What you have to do:
Which lines in the data contain the word "Shift"? Please copy each of them.

━━━━━ Exercise materials ━━━━━

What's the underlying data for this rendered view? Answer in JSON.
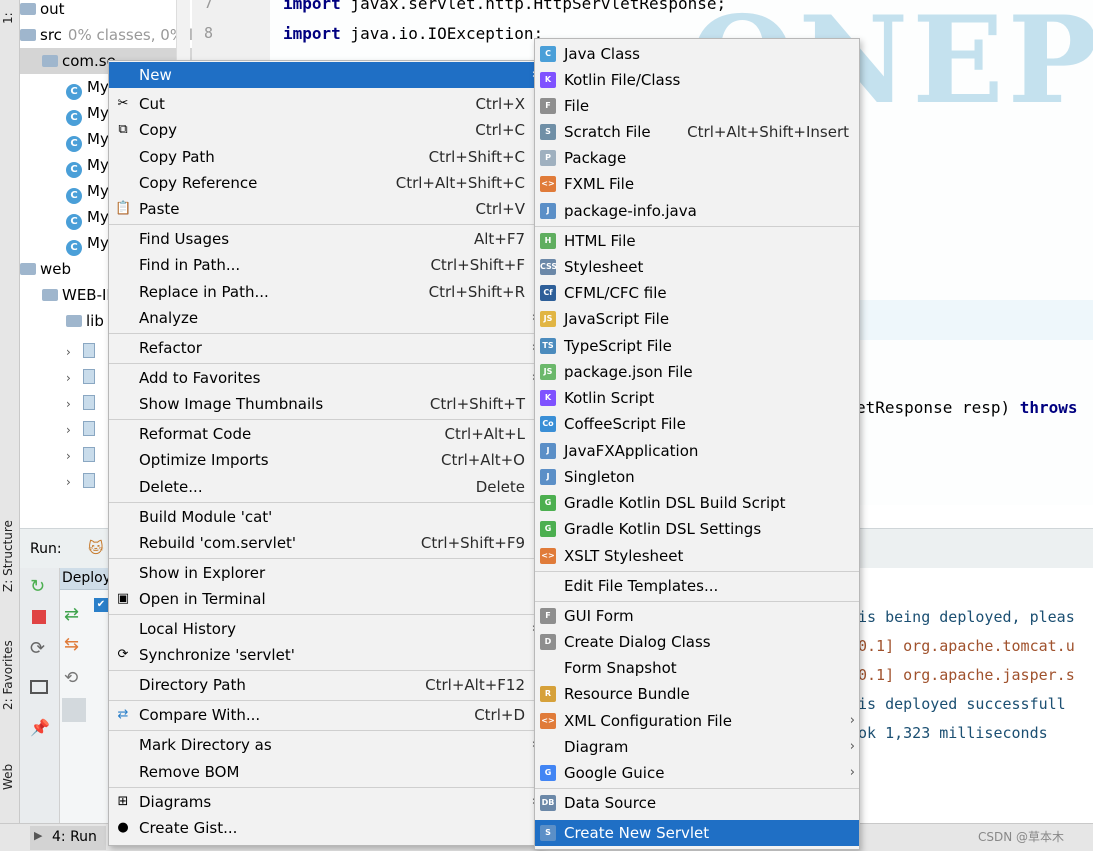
{
  "left_strip": {
    "project_tab": "1:",
    "structure_tab": "Z: Structure",
    "favorites_tab": "2: Favorites",
    "web_tab": "Web"
  },
  "tree": {
    "rows": [
      {
        "label": "out",
        "kind": "folder"
      },
      {
        "label": "src",
        "extra": "0% classes, 0% lir",
        "kind": "folder"
      },
      {
        "label": "com.se",
        "extra": "",
        "kind": "package"
      },
      {
        "label": "My",
        "kind": "class"
      },
      {
        "label": "My",
        "kind": "class"
      },
      {
        "label": "My",
        "kind": "class"
      },
      {
        "label": "My",
        "kind": "class"
      },
      {
        "label": "My",
        "kind": "class"
      },
      {
        "label": "My",
        "kind": "class"
      },
      {
        "label": "My",
        "kind": "class"
      },
      {
        "label": "web",
        "kind": "folder"
      },
      {
        "label": "WEB-IN",
        "kind": "folder"
      },
      {
        "label": "lib",
        "kind": "folder"
      }
    ],
    "class_badge": "C"
  },
  "editor": {
    "line_numbers": [
      "7",
      "8"
    ],
    "lines": [
      {
        "kw": "import",
        "rest": " javax.servlet.http.HttpServletResponse;"
      },
      {
        "kw": "import",
        "rest": " java.io.IOException;"
      }
    ],
    "fragment_rest": "etResponse resp) ",
    "fragment_kw": "throws",
    "watermark": "ONEPIECE"
  },
  "run_panel": {
    "run_label": "Run:",
    "deploy_tab": "Deploy",
    "console_lines": [
      {
        "text": "is being deployed, pleas",
        "style": "plain"
      },
      {
        "text": "0.1] org.apache.tomcat.u",
        "style": "orange"
      },
      {
        "text": "0.1] org.apache.jasper.s",
        "style": "orange"
      },
      {
        "text": "is deployed successfull",
        "style": "plain"
      },
      {
        "text": "ok 1,323 milliseconds",
        "style": "plain"
      }
    ]
  },
  "bottom_bar": {
    "run_tab": "4: Run",
    "credit": "CSDN @草本木"
  },
  "context_menu": {
    "items": [
      {
        "label": "New",
        "shortcut": "",
        "icon": "",
        "submenu": true,
        "highlight": true
      },
      {
        "label": "Cut",
        "shortcut": "Ctrl+X",
        "icon": "scissors-icon",
        "submenu": false
      },
      {
        "label": "Copy",
        "shortcut": "Ctrl+C",
        "icon": "copy-icon",
        "submenu": false
      },
      {
        "label": "Copy Path",
        "shortcut": "Ctrl+Shift+C",
        "icon": "",
        "submenu": false
      },
      {
        "label": "Copy Reference",
        "shortcut": "Ctrl+Alt+Shift+C",
        "icon": "",
        "submenu": false
      },
      {
        "label": "Paste",
        "shortcut": "Ctrl+V",
        "icon": "paste-icon",
        "submenu": false
      },
      {
        "label": "Find Usages",
        "shortcut": "Alt+F7",
        "icon": "",
        "submenu": false
      },
      {
        "label": "Find in Path...",
        "shortcut": "Ctrl+Shift+F",
        "icon": "",
        "submenu": false
      },
      {
        "label": "Replace in Path...",
        "shortcut": "Ctrl+Shift+R",
        "icon": "",
        "submenu": false
      },
      {
        "label": "Analyze",
        "shortcut": "",
        "icon": "",
        "submenu": true
      },
      {
        "label": "Refactor",
        "shortcut": "",
        "icon": "",
        "submenu": true
      },
      {
        "label": "Add to Favorites",
        "shortcut": "",
        "icon": "",
        "submenu": true
      },
      {
        "label": "Show Image Thumbnails",
        "shortcut": "Ctrl+Shift+T",
        "icon": "",
        "submenu": false
      },
      {
        "label": "Reformat Code",
        "shortcut": "Ctrl+Alt+L",
        "icon": "",
        "submenu": false
      },
      {
        "label": "Optimize Imports",
        "shortcut": "Ctrl+Alt+O",
        "icon": "",
        "submenu": false
      },
      {
        "label": "Delete...",
        "shortcut": "Delete",
        "icon": "",
        "submenu": false
      },
      {
        "label": "Build Module 'cat'",
        "shortcut": "",
        "icon": "",
        "submenu": false
      },
      {
        "label": "Rebuild 'com.servlet'",
        "shortcut": "Ctrl+Shift+F9",
        "icon": "",
        "submenu": false
      },
      {
        "label": "Show in Explorer",
        "shortcut": "",
        "icon": "",
        "submenu": false
      },
      {
        "label": "Open in Terminal",
        "shortcut": "",
        "icon": "terminal-icon",
        "submenu": false
      },
      {
        "label": "Local History",
        "shortcut": "",
        "icon": "",
        "submenu": true
      },
      {
        "label": "Synchronize 'servlet'",
        "shortcut": "",
        "icon": "sync-icon",
        "submenu": false
      },
      {
        "label": "Directory Path",
        "shortcut": "Ctrl+Alt+F12",
        "icon": "",
        "submenu": false
      },
      {
        "label": "Compare With...",
        "shortcut": "Ctrl+D",
        "icon": "compare-icon",
        "submenu": false
      },
      {
        "label": "Mark Directory as",
        "shortcut": "",
        "icon": "",
        "submenu": true
      },
      {
        "label": "Remove BOM",
        "shortcut": "",
        "icon": "",
        "submenu": false
      },
      {
        "label": "Diagrams",
        "shortcut": "",
        "icon": "diagram-icon",
        "submenu": true
      },
      {
        "label": "Create Gist...",
        "shortcut": "",
        "icon": "github-icon",
        "submenu": false
      }
    ]
  },
  "new_submenu": {
    "items": [
      {
        "label": "Java Class",
        "shortcut": "",
        "icon": "C",
        "color": "#4a9fd8",
        "submenu": false
      },
      {
        "label": "Kotlin File/Class",
        "shortcut": "",
        "icon": "K",
        "color": "#7f52ff",
        "submenu": false
      },
      {
        "label": "File",
        "shortcut": "",
        "icon": "F",
        "color": "#8e8e8e",
        "submenu": false
      },
      {
        "label": "Scratch File",
        "shortcut": "Ctrl+Alt+Shift+Insert",
        "icon": "S",
        "color": "#6f8fa6",
        "submenu": false
      },
      {
        "label": "Package",
        "shortcut": "",
        "icon": "P",
        "color": "#9fb0bf",
        "submenu": false
      },
      {
        "label": "FXML File",
        "shortcut": "",
        "icon": "<>",
        "color": "#e07b39",
        "submenu": false
      },
      {
        "label": "package-info.java",
        "shortcut": "",
        "icon": "J",
        "color": "#5b8fc7",
        "submenu": false
      },
      {
        "label": "HTML File",
        "shortcut": "",
        "icon": "H",
        "color": "#5fae5f",
        "submenu": false
      },
      {
        "label": "Stylesheet",
        "shortcut": "",
        "icon": "CSS",
        "color": "#6b88a8",
        "submenu": false
      },
      {
        "label": "CFML/CFC file",
        "shortcut": "",
        "icon": "Cf",
        "color": "#2e5f99",
        "submenu": false
      },
      {
        "label": "JavaScript File",
        "shortcut": "",
        "icon": "JS",
        "color": "#e1b543",
        "submenu": false
      },
      {
        "label": "TypeScript File",
        "shortcut": "",
        "icon": "TS",
        "color": "#4b8bbd",
        "submenu": false
      },
      {
        "label": "package.json File",
        "shortcut": "",
        "icon": "JS",
        "color": "#6bb86b",
        "submenu": false
      },
      {
        "label": "Kotlin Script",
        "shortcut": "",
        "icon": "K",
        "color": "#7f52ff",
        "submenu": false
      },
      {
        "label": "CoffeeScript File",
        "shortcut": "",
        "icon": "Co",
        "color": "#3a8fd6",
        "submenu": false
      },
      {
        "label": "JavaFXApplication",
        "shortcut": "",
        "icon": "J",
        "color": "#5b8fc7",
        "submenu": false
      },
      {
        "label": "Singleton",
        "shortcut": "",
        "icon": "J",
        "color": "#5b8fc7",
        "submenu": false
      },
      {
        "label": "Gradle Kotlin DSL Build Script",
        "shortcut": "",
        "icon": "G",
        "color": "#4caf50",
        "submenu": false
      },
      {
        "label": "Gradle Kotlin DSL Settings",
        "shortcut": "",
        "icon": "G",
        "color": "#4caf50",
        "submenu": false
      },
      {
        "label": "XSLT Stylesheet",
        "shortcut": "",
        "icon": "<>",
        "color": "#e07b39",
        "submenu": false
      },
      {
        "label": "Edit File Templates...",
        "shortcut": "",
        "icon": "",
        "color": "",
        "submenu": false
      },
      {
        "label": "GUI Form",
        "shortcut": "",
        "icon": "F",
        "color": "#8e8e8e",
        "submenu": false
      },
      {
        "label": "Create Dialog Class",
        "shortcut": "",
        "icon": "D",
        "color": "#8e8e8e",
        "submenu": false
      },
      {
        "label": "Form Snapshot",
        "shortcut": "",
        "icon": "",
        "color": "",
        "submenu": false
      },
      {
        "label": "Resource Bundle",
        "shortcut": "",
        "icon": "R",
        "color": "#d6a13a",
        "submenu": false
      },
      {
        "label": "XML Configuration File",
        "shortcut": "",
        "icon": "<>",
        "color": "#e07b39",
        "submenu": true
      },
      {
        "label": "Diagram",
        "shortcut": "",
        "icon": "",
        "color": "",
        "submenu": true
      },
      {
        "label": "Google Guice",
        "shortcut": "",
        "icon": "G",
        "color": "#4285f4",
        "submenu": true
      },
      {
        "label": "Data Source",
        "shortcut": "",
        "icon": "DB",
        "color": "#6b88a8",
        "submenu": false
      },
      {
        "label": "Create New Servlet",
        "shortcut": "",
        "icon": "S",
        "color": "#5b8fc7",
        "submenu": false,
        "highlight": true
      }
    ]
  },
  "colors": {
    "highlight": "#1f6fc5",
    "menu_bg": "#f2f2f2"
  }
}
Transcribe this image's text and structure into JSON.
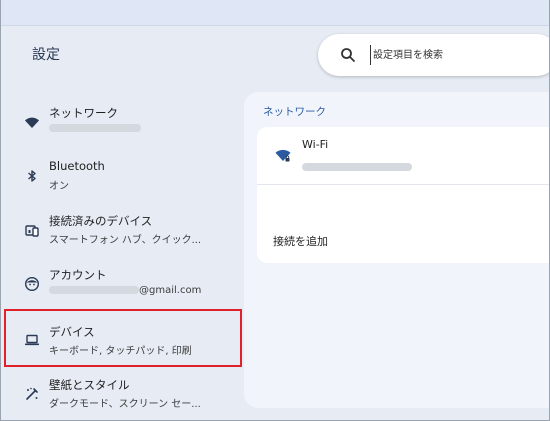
{
  "app": {
    "title": "設定"
  },
  "search": {
    "placeholder": "設定項目を検索",
    "icon": "search-icon"
  },
  "sidebar": {
    "items": [
      {
        "id": "network",
        "icon": "wifi-icon",
        "label": "ネットワーク",
        "sub": ""
      },
      {
        "id": "bluetooth",
        "icon": "bluetooth-icon",
        "label": "Bluetooth",
        "sub": "オン"
      },
      {
        "id": "connected-devices",
        "icon": "connected-devices-icon",
        "label": "接続済みのデバイス",
        "sub": "スマートフォン ハブ、クイック..."
      },
      {
        "id": "account",
        "icon": "account-icon",
        "label": "アカウント",
        "sub": "@gmail.com"
      },
      {
        "id": "device",
        "icon": "laptop-icon",
        "label": "デバイス",
        "sub": "キーボード, タッチパッド, 印刷"
      },
      {
        "id": "wallpaper",
        "icon": "palette-icon",
        "label": "壁紙とスタイル",
        "sub": "ダークモード、スクリーン セー..."
      }
    ],
    "selected": "device"
  },
  "main": {
    "section_title": "ネットワーク",
    "wifi": {
      "name": "Wi-Fi"
    },
    "add_connection": "接続を追加"
  },
  "colors": {
    "background": "#e6ebf4",
    "panel": "#f1f4fa",
    "accent": "#2a5aa0",
    "highlight": "#e0202a"
  }
}
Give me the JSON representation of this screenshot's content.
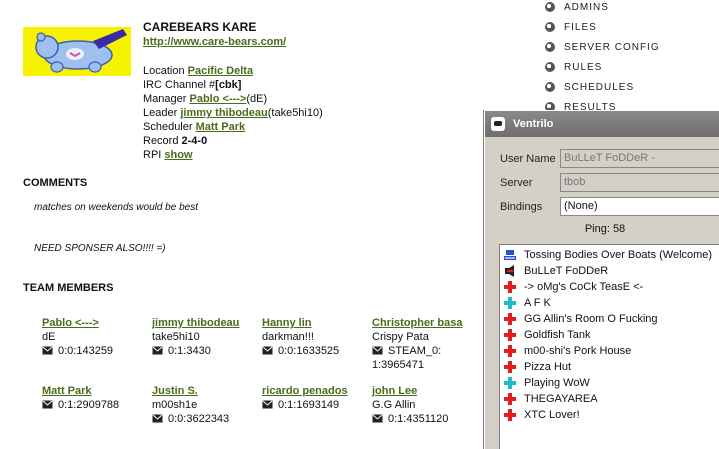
{
  "team": {
    "name": "CAREBEARS KARE",
    "url": "http://www.care-bears.com/",
    "location_label": "Location",
    "location": "Pacific Delta",
    "irc_label": "IRC Channel #",
    "irc": "[cbk]",
    "manager_label": "Manager",
    "manager": "Pablo <--->",
    "manager_suffix": "(dE)",
    "leader_label": "Leader",
    "leader": "jimmy thibodeau",
    "leader_suffix": "(take5hi10)",
    "scheduler_label": "Scheduler",
    "scheduler": "Matt Park",
    "record_label": "Record",
    "record": "2-4-0",
    "rpi_label": "RPI",
    "rpi": "show"
  },
  "comments": {
    "title": "COMMENTS",
    "line1": "matches on weekends would be best",
    "line2": "NEED SPONSER ALSO!!!! =)"
  },
  "members_title": "TEAM MEMBERS",
  "members": [
    {
      "name": "Pablo <--->",
      "alias": "dE",
      "id": "0:0:143259"
    },
    {
      "name": "jimmy thibodeau",
      "alias": "take5hi10",
      "id": "0:1:3430"
    },
    {
      "name": "Hanny lin",
      "alias": "darkman!!!",
      "id": "0:0:1633525"
    },
    {
      "name": "Christopher basa",
      "alias": "Crispy Pata",
      "id": "STEAM_0:",
      "id2": "1:3965471"
    },
    {
      "name": "Matt Park",
      "alias": "",
      "id": "0:1:2909788"
    },
    {
      "name": "Justin S.",
      "alias": "m00sh1e",
      "id": "0:0:3622343"
    },
    {
      "name": "ricardo penados",
      "alias": "",
      "id": "0:1:1693149"
    },
    {
      "name": "john Lee",
      "alias": "G.G Allin",
      "id": "0:1:4351120"
    }
  ],
  "menu": [
    "ADMINS",
    "FILES",
    "SERVER CONFIG",
    "RULES",
    "SCHEDULES",
    "RESULTS"
  ],
  "ventrilo": {
    "title": "Ventrilo",
    "user_name_label": "User Name",
    "user_name": "BuLLeT FoDDeR -",
    "server_label": "Server",
    "server": "tbob",
    "bindings_label": "Bindings",
    "bindings": "(None)",
    "ping": "Ping: 58",
    "channels": [
      {
        "label": "Tossing Bodies Over Boats (Welcome)",
        "icon": "server-icon"
      },
      {
        "label": "BuLLeT FoDDeR",
        "icon": "speaker-icon"
      },
      {
        "label": "-> oMg's CoCk TeasE <-",
        "icon": "red-cross-icon"
      },
      {
        "label": "A F K",
        "icon": "cyan-cross-icon"
      },
      {
        "label": "GG Allin's Room O Fucking",
        "icon": "red-cross-icon"
      },
      {
        "label": "Goldfish Tank",
        "icon": "red-cross-icon"
      },
      {
        "label": "m00-shi's Pork House",
        "icon": "red-cross-icon"
      },
      {
        "label": "Pizza Hut",
        "icon": "red-cross-icon"
      },
      {
        "label": "Playing WoW",
        "icon": "cyan-cross-icon"
      },
      {
        "label": "THEGAYAREA",
        "icon": "red-cross-icon"
      },
      {
        "label": "XTC Lover!",
        "icon": "red-cross-icon"
      }
    ]
  },
  "colors": {
    "link": "#4a6b1a",
    "logo_bg": "#f7f200",
    "cross_red": "#e02020",
    "cross_cyan": "#26b7c9"
  }
}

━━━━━

Response to the exercise:
        "shortcut": "Ctrl+Shift+C",
        "shortcut": "Ctrl+Alt+Shift+C",
        "shortcut": "Ctrl+Shift+F",
        "shortcut": "Ctrl+Shift+R",
        "shortcut": "Ctrl+Shift+T",
        "shortcut": "Ctrl+Shift+F9",
        "shortcut": "Ctrl+Alt+Shift+Insert",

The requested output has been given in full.